(Data for this exercise begins)
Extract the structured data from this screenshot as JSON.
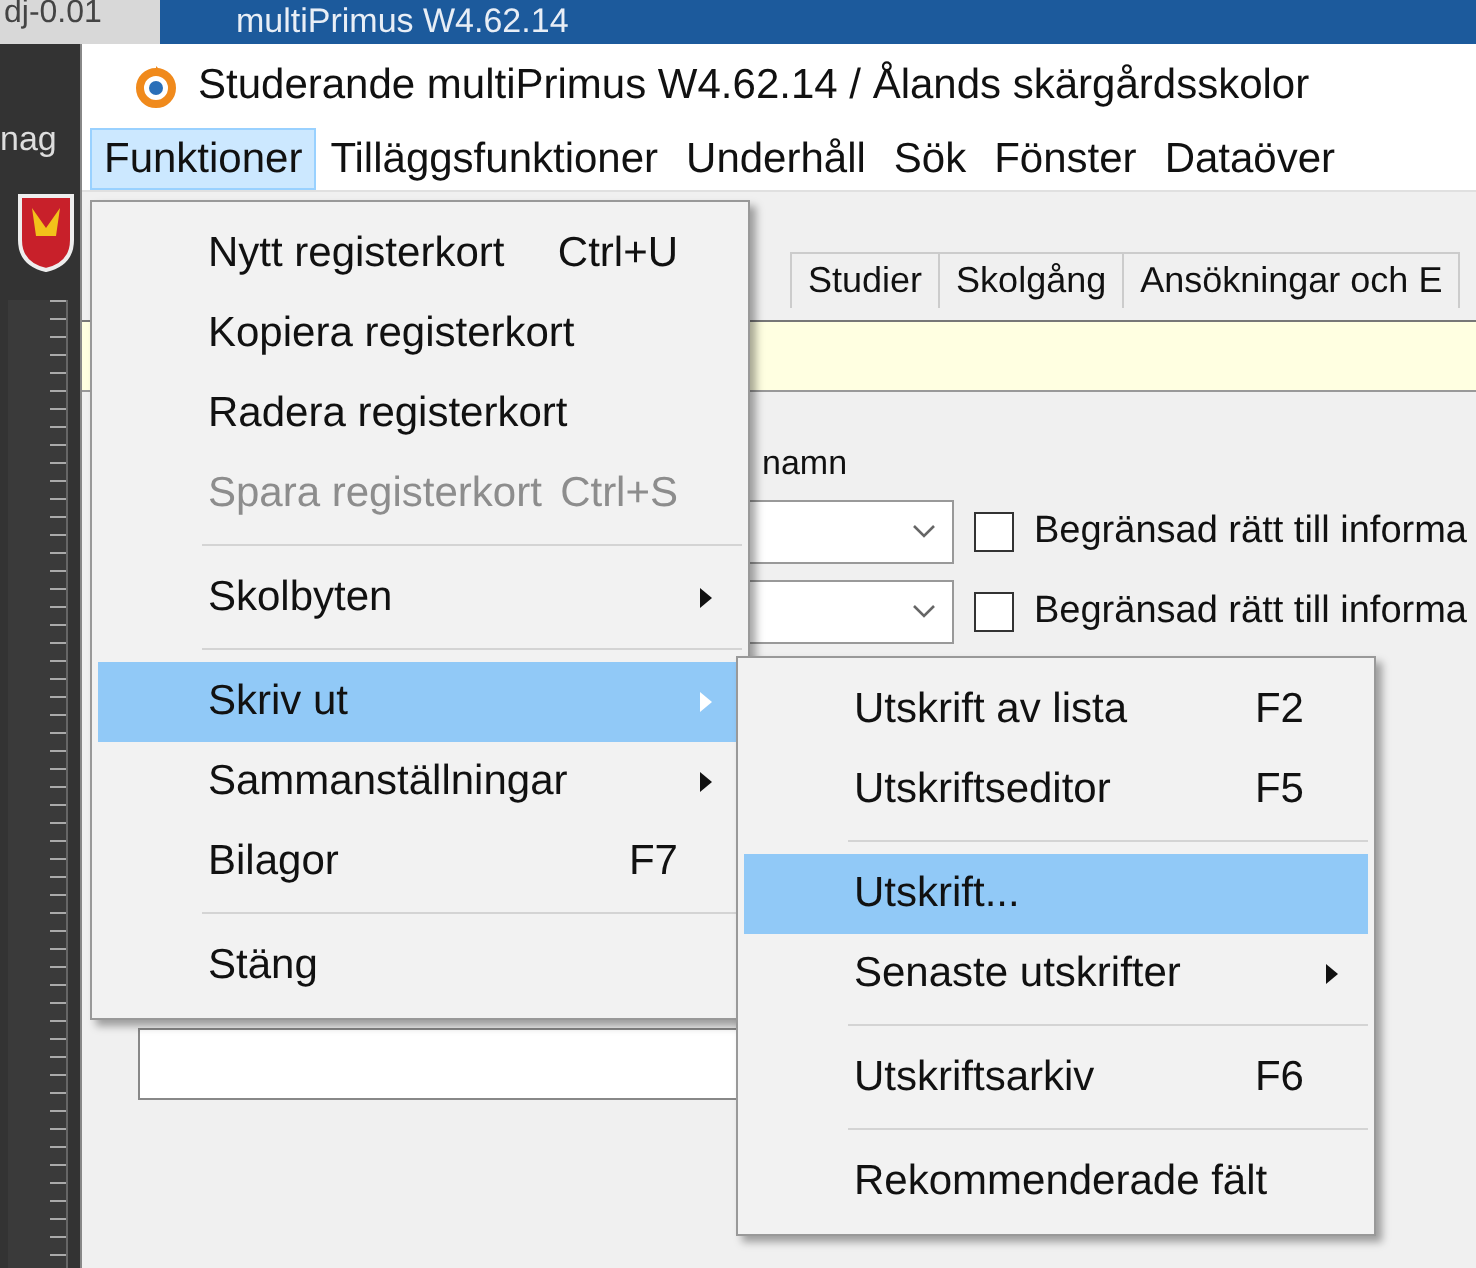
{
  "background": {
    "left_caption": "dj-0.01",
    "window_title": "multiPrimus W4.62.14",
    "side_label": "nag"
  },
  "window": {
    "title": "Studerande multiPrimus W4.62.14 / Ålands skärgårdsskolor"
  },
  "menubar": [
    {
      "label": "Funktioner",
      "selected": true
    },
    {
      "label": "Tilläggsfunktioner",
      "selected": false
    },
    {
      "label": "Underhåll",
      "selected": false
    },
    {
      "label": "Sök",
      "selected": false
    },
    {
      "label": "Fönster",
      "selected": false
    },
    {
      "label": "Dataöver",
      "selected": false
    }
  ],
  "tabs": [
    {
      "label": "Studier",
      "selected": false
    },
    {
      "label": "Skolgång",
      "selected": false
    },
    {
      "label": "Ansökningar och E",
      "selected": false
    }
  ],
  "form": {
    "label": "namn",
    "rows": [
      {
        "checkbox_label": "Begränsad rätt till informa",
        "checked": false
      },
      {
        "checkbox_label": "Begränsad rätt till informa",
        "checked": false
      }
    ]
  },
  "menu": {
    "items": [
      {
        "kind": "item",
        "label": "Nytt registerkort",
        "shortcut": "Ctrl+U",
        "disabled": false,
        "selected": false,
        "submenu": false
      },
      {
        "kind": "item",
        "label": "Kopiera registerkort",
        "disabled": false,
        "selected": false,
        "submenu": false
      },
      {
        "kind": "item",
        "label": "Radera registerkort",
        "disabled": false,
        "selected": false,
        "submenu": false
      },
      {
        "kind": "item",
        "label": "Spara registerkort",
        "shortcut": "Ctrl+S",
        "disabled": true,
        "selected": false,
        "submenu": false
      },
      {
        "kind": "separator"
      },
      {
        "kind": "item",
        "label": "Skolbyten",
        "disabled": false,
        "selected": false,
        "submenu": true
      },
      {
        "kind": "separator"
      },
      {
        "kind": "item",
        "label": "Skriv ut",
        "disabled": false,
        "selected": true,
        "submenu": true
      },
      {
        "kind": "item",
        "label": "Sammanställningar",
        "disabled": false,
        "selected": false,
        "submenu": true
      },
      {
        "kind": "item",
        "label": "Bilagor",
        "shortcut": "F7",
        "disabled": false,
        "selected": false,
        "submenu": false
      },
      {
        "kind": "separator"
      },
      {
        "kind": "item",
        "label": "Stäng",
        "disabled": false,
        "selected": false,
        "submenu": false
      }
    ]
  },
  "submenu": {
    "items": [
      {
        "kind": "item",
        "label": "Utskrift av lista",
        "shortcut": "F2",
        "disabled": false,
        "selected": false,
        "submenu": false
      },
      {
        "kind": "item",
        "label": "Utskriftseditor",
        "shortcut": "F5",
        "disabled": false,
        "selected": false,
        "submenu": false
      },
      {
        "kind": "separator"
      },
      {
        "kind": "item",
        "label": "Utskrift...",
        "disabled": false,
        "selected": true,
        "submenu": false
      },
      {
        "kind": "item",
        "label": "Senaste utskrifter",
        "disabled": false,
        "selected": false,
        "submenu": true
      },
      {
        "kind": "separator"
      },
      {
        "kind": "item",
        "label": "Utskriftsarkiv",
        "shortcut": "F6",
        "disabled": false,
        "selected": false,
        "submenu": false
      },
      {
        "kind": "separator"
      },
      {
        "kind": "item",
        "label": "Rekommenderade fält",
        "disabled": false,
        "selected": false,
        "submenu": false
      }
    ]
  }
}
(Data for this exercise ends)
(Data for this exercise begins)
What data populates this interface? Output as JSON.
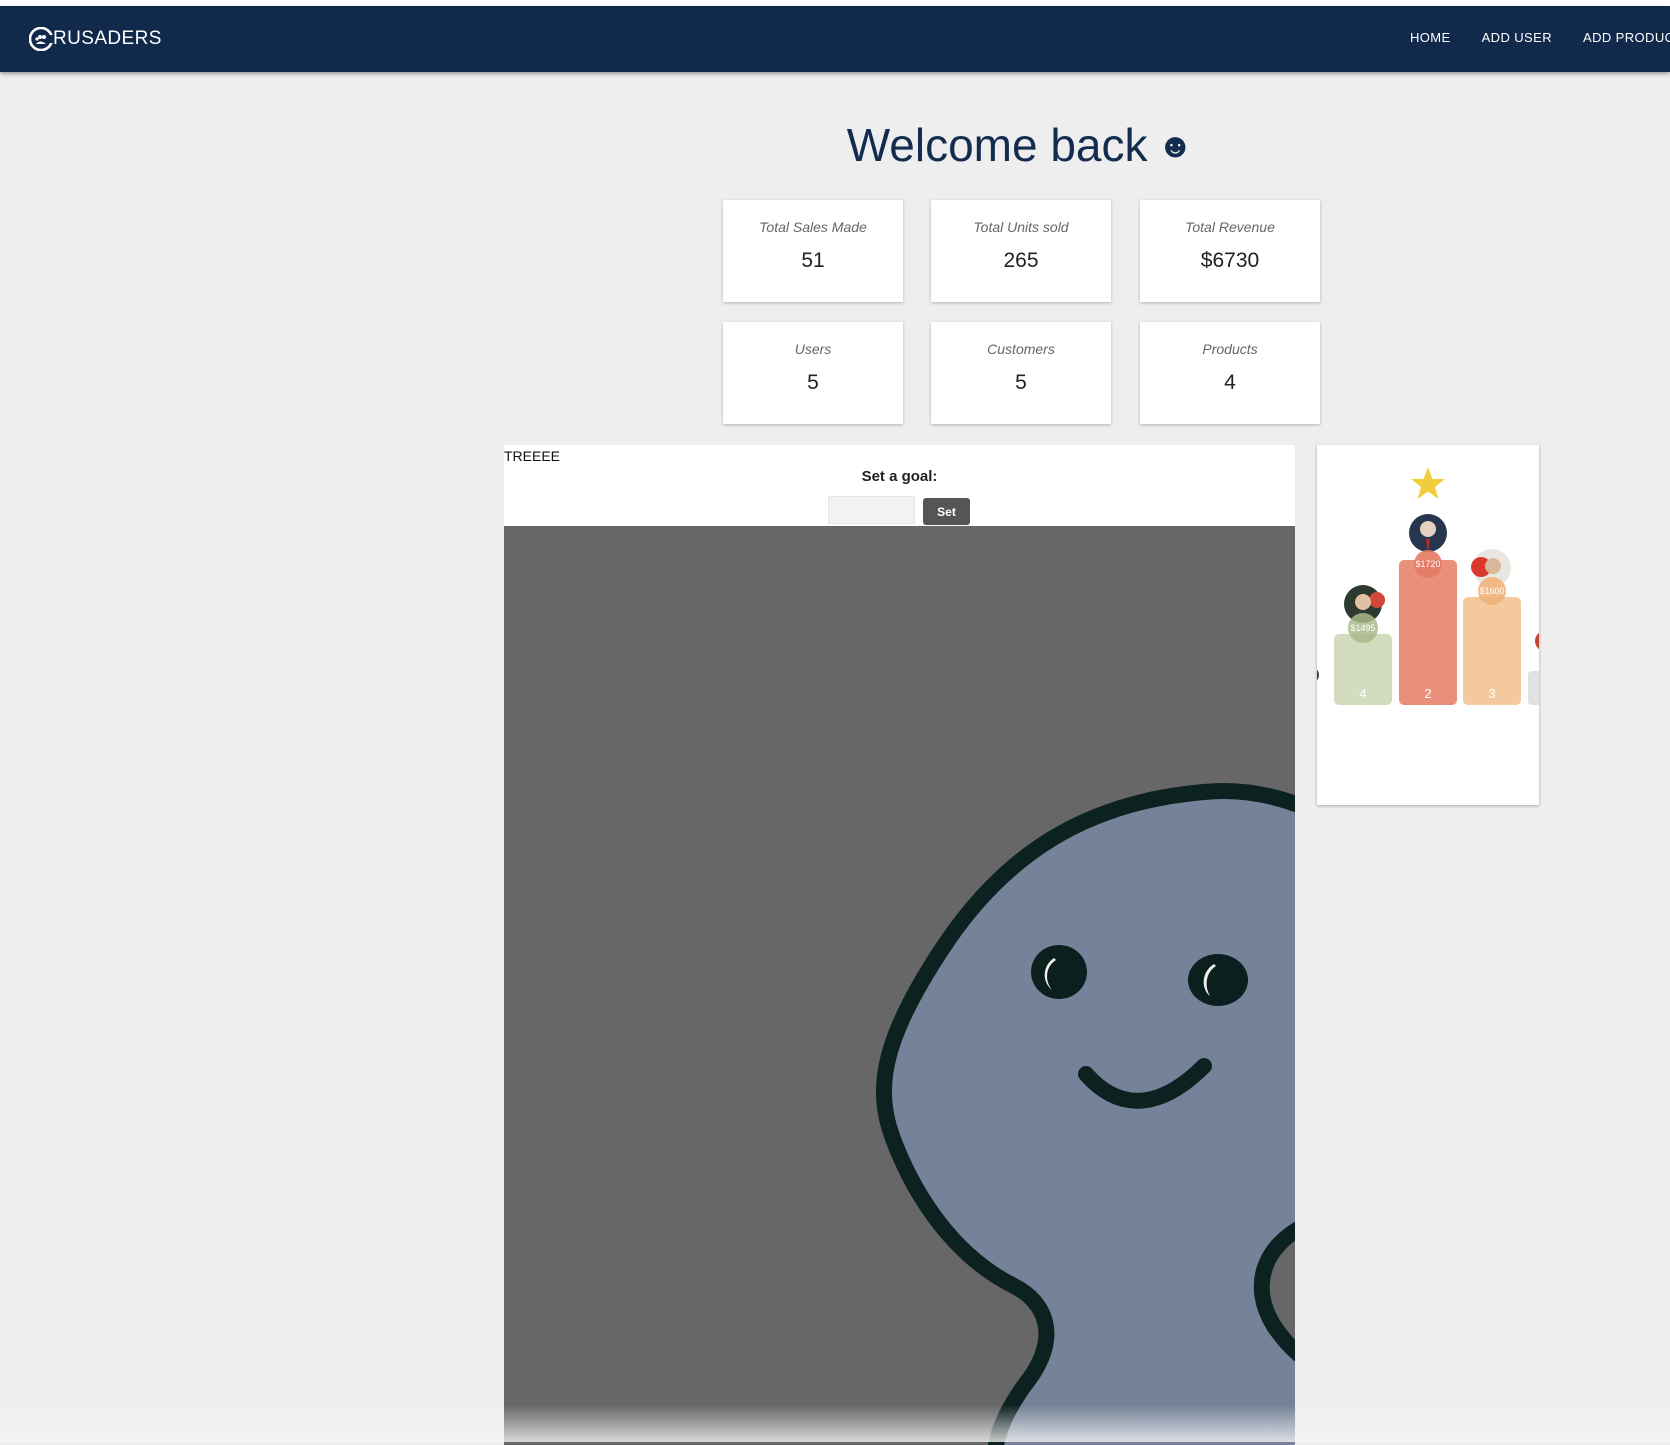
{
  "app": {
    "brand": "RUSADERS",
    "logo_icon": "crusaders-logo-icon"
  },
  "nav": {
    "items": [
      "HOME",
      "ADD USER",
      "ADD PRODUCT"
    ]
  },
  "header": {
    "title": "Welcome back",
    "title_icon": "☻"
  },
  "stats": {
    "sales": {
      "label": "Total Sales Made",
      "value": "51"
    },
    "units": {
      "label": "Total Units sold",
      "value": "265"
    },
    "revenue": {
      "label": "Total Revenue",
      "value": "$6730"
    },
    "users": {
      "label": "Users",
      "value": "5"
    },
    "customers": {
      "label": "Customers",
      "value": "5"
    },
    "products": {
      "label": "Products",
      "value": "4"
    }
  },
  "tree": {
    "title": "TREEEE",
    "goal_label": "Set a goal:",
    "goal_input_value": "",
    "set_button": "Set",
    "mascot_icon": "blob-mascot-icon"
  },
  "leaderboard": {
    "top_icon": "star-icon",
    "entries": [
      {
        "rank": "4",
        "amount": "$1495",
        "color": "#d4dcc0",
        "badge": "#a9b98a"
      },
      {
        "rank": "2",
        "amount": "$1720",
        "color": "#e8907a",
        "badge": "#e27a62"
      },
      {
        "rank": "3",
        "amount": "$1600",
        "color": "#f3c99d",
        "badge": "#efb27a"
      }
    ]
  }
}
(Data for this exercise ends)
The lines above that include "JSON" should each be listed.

■ Worked solution ■
Extract the structured data from this screenshot as JSON.
What data populates this interface? Output as JSON.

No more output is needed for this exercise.